Raonic’s average forehand speed for the match was 75 mph, substantially faster than Murray’s 70 mph. There is a saying in tennis that big shots go to big targets, and Raonic followed that rule well, hitting his forehand 58 per cent of the time cross-court, where the landing area is greater, and 42 per cent down the line.

The average rally length for the match was five shots, with Murray’s main goal to keep Raonic going left and right much as much as possible. Raonic did all he could to counter Murray’s tactics by steadfastly committing to the net, coming in a massive 61 times and winning 67 per cent of those points (41/61).

Raonic made contact with the ball 30 per cent of the time from inside the baseline (Murray, 25 per cent), but 25 per cent of the time, Raonic was deeper than two metres behind the baseline, which was slightly more than Murray’s 23 per cent.

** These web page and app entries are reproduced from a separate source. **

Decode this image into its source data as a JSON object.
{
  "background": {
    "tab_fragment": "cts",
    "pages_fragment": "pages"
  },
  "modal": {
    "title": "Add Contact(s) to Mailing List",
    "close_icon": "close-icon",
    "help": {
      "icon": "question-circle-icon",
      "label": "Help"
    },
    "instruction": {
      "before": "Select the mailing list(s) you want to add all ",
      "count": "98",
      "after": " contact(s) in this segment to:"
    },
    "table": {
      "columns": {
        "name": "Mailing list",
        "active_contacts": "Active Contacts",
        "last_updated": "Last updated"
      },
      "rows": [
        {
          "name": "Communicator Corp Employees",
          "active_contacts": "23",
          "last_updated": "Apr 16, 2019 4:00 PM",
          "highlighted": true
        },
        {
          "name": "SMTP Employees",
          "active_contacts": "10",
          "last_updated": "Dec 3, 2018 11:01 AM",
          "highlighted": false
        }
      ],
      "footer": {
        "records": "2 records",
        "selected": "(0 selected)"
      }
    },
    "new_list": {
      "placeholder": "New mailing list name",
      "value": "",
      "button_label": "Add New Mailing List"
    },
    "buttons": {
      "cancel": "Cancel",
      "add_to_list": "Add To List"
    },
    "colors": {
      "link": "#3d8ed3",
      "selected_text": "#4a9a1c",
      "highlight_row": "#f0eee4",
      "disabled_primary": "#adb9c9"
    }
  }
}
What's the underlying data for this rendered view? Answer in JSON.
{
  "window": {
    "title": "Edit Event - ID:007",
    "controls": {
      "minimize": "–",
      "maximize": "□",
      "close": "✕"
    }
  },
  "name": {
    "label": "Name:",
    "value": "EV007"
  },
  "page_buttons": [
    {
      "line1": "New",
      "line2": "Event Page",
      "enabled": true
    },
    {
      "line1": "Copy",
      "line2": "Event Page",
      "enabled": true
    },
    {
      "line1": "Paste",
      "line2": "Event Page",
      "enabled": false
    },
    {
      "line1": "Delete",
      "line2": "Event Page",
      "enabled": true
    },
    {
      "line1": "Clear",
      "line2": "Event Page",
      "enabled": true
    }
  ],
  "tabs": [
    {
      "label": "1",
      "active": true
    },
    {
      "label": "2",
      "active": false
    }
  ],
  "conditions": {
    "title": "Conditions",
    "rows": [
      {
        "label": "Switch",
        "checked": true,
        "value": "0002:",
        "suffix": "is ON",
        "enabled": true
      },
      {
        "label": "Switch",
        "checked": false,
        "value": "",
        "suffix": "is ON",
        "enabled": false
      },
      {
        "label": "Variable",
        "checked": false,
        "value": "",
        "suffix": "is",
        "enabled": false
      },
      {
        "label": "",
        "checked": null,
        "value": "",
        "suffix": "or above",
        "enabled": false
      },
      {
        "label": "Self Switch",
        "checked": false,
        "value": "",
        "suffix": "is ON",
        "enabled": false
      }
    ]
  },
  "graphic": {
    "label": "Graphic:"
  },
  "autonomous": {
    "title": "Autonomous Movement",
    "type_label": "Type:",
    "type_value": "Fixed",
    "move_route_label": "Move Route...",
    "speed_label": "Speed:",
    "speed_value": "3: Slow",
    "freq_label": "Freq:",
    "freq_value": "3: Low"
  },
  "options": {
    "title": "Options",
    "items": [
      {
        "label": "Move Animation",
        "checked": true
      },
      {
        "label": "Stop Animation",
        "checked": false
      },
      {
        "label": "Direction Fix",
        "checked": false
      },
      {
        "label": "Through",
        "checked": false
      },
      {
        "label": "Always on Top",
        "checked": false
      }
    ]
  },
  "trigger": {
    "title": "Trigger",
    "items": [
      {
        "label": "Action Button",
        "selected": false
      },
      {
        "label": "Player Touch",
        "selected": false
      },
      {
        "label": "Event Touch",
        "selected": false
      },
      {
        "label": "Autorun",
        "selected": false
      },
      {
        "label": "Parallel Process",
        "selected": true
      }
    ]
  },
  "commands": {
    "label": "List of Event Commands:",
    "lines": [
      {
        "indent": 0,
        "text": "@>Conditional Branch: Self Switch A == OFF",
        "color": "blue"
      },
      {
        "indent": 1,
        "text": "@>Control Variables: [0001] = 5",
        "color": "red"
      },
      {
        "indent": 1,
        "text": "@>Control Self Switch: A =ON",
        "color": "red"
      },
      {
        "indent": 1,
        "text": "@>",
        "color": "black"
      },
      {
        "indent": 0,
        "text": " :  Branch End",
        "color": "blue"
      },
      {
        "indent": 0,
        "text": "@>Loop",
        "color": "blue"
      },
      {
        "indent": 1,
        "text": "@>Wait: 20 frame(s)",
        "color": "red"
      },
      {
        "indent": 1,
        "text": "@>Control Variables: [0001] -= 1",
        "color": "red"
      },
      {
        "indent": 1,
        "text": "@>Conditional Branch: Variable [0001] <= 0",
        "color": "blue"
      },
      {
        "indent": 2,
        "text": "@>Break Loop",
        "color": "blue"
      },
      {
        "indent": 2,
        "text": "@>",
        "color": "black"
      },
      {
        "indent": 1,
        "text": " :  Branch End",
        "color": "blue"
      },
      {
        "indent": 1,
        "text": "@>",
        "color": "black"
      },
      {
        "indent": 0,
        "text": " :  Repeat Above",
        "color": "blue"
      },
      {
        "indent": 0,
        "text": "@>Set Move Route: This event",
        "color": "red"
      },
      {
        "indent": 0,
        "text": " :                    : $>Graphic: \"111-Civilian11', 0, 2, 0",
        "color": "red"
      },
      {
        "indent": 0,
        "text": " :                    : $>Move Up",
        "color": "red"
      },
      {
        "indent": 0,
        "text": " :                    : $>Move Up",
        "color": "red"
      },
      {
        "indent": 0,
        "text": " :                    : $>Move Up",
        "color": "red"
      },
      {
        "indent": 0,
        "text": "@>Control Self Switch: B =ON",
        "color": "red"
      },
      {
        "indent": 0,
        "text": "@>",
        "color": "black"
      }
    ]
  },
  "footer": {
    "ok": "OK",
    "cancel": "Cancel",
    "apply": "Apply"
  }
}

Murray took the honours with the battle of the backhands, but Raonic's backhand was serviceable with a variety of deft slices, driving through the ball and also blocking well on return of serve. Murray’s average backhand speed was 62 mph, slightly ahead of Raonic’s 59 mph. Both players hit 57 per cent of their backhands cross-court and 43 per cent down the line.

A metric that clearly shows Raonic’s improvement from the back of the court was his superiority in the extended rallies of 10 shots or longer, where he held a 16-14 advantage.

At 5/5 in the tie-break, Raonic missed his last forehand down the line, and he missed a similar forehand on match point to lose the match. Both shots were born of smart strategy of matching up a forehand approach against a backhand pass. They just needed slightly better execution.